  • From the basic starting stance, simply straighten your left arm and twist your hips and shoulders into the punch.
  • Your fist will automatically rotate so your knuckles will face up, and your palms will face downwards just before your punch makes an impact.
  • If you have room, slide your left foot forward for the strike and quickly bring up the right foot to maintain your balance. 

Hook (A Right or Left Hook). 

The hook is an effective punch that comes from the side, so it tends to catch the opponent off guard since it's initially out of their direct sightline. This powerful punch requires the boxer to arch and turn their body into the punch.  

  • Bring your chin down to the inside of your left shoulder to keep it protected.
  • Pivot your toes, hips, and hand in the direction of the punch.
  • Turn your hand over so when it makes impact, your palm is facing downwards. 


Like the cross, the uppercut is a mighty punch that can be a great KO punch. It comes up from underneath, has an element of surprise, and is usually aimed at the opponent's chin with either hand. However, there is one drawback - if your uppercut punch doesn't take the opponent out, there is a big chance that they'll be able to deliver a damaging counterattack. 

  • To make a right uppercut, transfer your weight onto your right foot and twist your hips and shoulders to the left, driving your right fist directly up into your opponent's chin.
  • To make a left uppercut, transfer your weight onto your left foot, twisting your hips and shoulders to the right.
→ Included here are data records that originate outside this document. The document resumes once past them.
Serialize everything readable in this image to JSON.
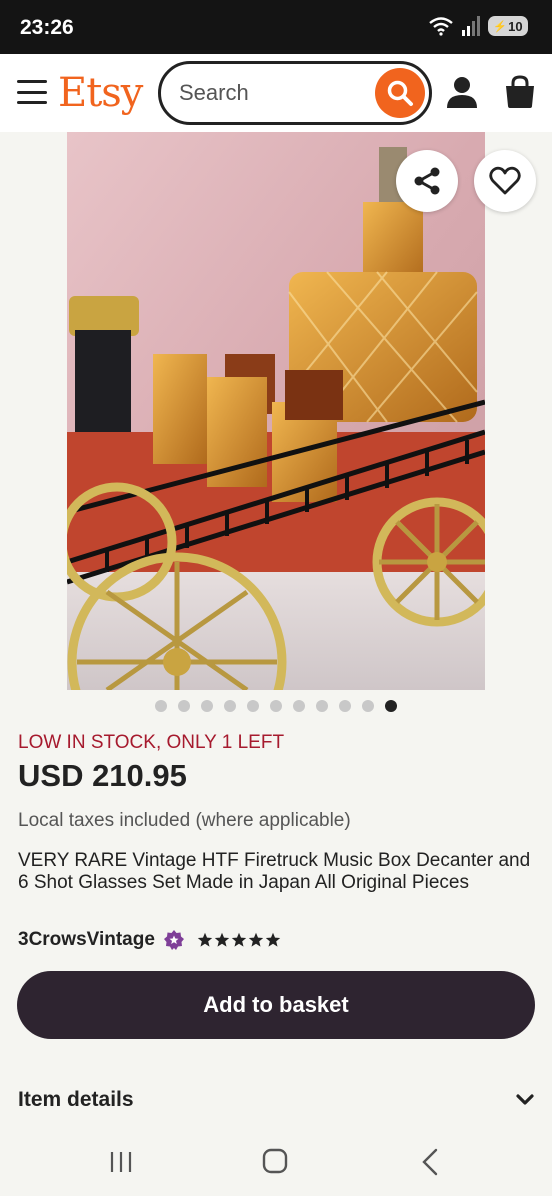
{
  "status_bar": {
    "time": "23:26",
    "battery": "10"
  },
  "header": {
    "logo": "Etsy",
    "search_placeholder": "Search"
  },
  "gallery": {
    "total_images": 11,
    "active_index": 10
  },
  "product": {
    "stock_notice": "LOW IN STOCK, ONLY 1 LEFT",
    "price": "USD 210.95",
    "taxes_note": "Local taxes included (where applicable)",
    "title": "VERY RARE Vintage HTF Firetruck Music Box Decanter and 6 Shot Glasses Set Made in Japan All Original Pieces",
    "shop_name": "3CrowsVintage",
    "rating": 5
  },
  "actions": {
    "add_to_basket": "Add to basket"
  },
  "sections": {
    "item_details": "Item details"
  },
  "colors": {
    "brand": "#f1641e",
    "primary_button": "#2e2430",
    "stock_warning": "#a61a2e",
    "star_seller": "#7f3f98"
  }
}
Drive your left fist directly up into your opponent's chin. 

In Conclusion

While stance, footwork, and punching lay the foundation for you to start working on your boxing style, keep in mind that head movement, cardio, and defensive techniques follow closely behind. 

Boxing is an incredible sport that has become increasingly popular for all of the fantastic benefits it has to offer, like strengthening your cardiovascular system, building muscle, and burning fat - just to name a few. Back in the day, the sport was only meant for big, burly men, but today, boxing caters to all fitness levels, especially as it fits into different variations and styles like kickboxing and even mixed martial arts (MMA). It doesn't matter if you are entirely new to exercise or the strongest cat on the block - boxing has something for everyone. 

If you are looking for an excellent way to improve your health, look no further because boxing can help! Choose a world class gym like LegendsBoxing to guide you on your boxing journey and help take you to unimaginable heights. LegendsBoxing will show you that you're stronger than you think, and with the right support, capable of anything if you set your mind to it!


Written by
Connor Stone
Tuesday, September 1, 2020